Variance and regression to the mean: How to handle it

variance, vince accardi, winning on the punt
variance, vince accardi, winning on the punt

“Nothing is as good as it seems, and nothing is as bad as it seems. Somewhere in between lies realty.” Lou Holtz, neatly summing up variance!

Consider a cricketer who averages 50 with the bat over a long period, but then has an amazing season averaging 100. For the remainder of his career, do you think he’s more likely to average closer to 50 or 100?

The answer is 50, and that cricketer was actually former Australian captain Michael Clarke. He was Bradman-esque in 2012 when he averaged 106. But the year before he averaged 39. And in 2013 it was 48.

Variance in gambling

Mathematicians call this concept “regression to the mean” and it is absolutely relevant to all punters. Short-term under or over-performance is corrected over a longer period. As the sample size increases, variance decreases.

In layman’s terms you could say that variance is simply the ups and downs of gambling. Streaks are a natural and unavoidable occurrence which means you can be doing everything right as a punter, yet still be losing in the short-term. 

The results of tens or even a few hundred bets can be deceiving either way. There is such a thing as positive variance too. Following a month of winning every Saturday you might think that you have suddenly fine-tuned your form analysis skills to the point where you will continue to win very consistently.

However the most likely scenario is that you have merely enjoyed a lucky run and over a longer timeframe your winning (or loss) rate will revert back to its historical average.
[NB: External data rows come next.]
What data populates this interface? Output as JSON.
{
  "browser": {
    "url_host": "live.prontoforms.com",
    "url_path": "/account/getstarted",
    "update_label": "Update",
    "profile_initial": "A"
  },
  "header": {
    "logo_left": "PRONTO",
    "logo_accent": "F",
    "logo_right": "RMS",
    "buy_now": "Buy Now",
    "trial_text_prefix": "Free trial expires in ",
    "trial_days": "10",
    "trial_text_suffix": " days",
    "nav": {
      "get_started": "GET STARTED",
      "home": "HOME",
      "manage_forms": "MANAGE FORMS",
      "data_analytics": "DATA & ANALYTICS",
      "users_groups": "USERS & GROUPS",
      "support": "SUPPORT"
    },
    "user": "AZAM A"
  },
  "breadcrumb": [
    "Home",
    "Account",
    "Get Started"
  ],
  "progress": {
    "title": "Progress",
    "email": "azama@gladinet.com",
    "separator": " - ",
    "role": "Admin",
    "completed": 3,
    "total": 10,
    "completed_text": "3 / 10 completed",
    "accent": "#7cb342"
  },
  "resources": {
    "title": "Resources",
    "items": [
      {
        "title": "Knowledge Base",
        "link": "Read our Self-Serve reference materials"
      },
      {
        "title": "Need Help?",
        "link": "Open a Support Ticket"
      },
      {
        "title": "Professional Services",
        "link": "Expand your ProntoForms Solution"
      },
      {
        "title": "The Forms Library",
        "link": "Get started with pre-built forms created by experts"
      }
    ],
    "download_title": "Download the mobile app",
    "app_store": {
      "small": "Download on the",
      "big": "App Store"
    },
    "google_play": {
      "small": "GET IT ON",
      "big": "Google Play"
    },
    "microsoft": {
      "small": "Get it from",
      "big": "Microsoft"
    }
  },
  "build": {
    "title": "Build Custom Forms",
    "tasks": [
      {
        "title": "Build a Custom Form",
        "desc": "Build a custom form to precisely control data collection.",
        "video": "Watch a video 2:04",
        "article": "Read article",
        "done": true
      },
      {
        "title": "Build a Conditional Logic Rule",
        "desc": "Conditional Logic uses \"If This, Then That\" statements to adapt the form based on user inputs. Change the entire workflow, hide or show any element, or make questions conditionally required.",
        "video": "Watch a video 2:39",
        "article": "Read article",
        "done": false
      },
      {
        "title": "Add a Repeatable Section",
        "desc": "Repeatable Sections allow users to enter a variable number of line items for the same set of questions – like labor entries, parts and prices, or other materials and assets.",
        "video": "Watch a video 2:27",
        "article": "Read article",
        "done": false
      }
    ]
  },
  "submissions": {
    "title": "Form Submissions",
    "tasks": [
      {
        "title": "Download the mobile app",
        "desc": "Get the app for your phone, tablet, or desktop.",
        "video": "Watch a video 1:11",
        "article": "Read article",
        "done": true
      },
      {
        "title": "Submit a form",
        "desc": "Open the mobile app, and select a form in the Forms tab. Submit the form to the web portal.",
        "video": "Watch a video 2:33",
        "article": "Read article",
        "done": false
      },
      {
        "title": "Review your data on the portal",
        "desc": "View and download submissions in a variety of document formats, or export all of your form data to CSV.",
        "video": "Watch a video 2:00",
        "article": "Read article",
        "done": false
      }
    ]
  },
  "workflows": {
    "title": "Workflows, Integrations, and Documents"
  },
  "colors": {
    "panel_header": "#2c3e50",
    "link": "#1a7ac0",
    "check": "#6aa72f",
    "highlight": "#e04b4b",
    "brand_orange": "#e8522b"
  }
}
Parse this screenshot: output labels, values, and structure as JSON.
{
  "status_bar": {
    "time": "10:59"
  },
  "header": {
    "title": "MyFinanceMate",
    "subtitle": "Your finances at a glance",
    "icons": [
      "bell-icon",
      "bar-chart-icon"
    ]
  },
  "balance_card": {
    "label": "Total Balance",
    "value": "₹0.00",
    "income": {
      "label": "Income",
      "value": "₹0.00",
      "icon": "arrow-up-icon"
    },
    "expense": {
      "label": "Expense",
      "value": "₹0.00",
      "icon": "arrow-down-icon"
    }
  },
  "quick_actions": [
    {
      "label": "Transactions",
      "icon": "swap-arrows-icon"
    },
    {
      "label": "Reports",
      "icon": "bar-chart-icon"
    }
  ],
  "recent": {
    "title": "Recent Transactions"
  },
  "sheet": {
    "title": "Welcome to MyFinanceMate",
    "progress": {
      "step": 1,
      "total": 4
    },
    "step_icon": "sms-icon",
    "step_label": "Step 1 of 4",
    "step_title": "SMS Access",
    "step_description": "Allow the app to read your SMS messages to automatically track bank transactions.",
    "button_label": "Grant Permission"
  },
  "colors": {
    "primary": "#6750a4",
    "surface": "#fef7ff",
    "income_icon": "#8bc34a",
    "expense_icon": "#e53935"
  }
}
Professional punters have a very good grasp of variance because it simply can’t be avoided. 

However, most casual punters either disregard it or believe that somehow it doesn’t apply to them. That approach can be very, very costly. The reason is that while you can ignore variance, it certainly will not ignore you.

We all expect to win over a longer timeframe, but in the short term anything can happen. For example, if we flip a coin five times and witness four heads, we wouldn’t be completely surprised by an 80% win rate.

But if we flip the coin 5,000 times, it’s almost certain that heads and tails will come up very close to 50% each. It would be very unusual to see anything more than 1% variance.

Variance on favourites

Back to horse racing, and a real life example. In one recent season, backing the SP favourites in every race resulted in a loss on turnover of 4% based on Best Tote prices. But there was a month where punters actually won 3% backing all 1,160 favourites. That is a substantial positive performance compared to the historical average. It’s very interesting to note that in the first month following the significant over-performance, favourites lost a massive 9% on turnover. That’s regression to the mean in action.

You should also be aware that the lower your winning strike-rate is, the greater the variance you will endure. So if you’re a longshot punter, you need the mentality and betting bank that can cope with sustained losing runs.

In summary, most punters bet too much and quit too early. You shouldn’t give up on a proven approach just because of a short-term losing run. Nor should you get overly excited by a short winning run.

Instead you have to be willing to focus on the bigger picture and accept variance by sticking with a solid money management plan… probability and variance is the main reason we have one in the first place.

Join Alpha Racing now to get best bets from right across Australia and let an expert do all the work for you!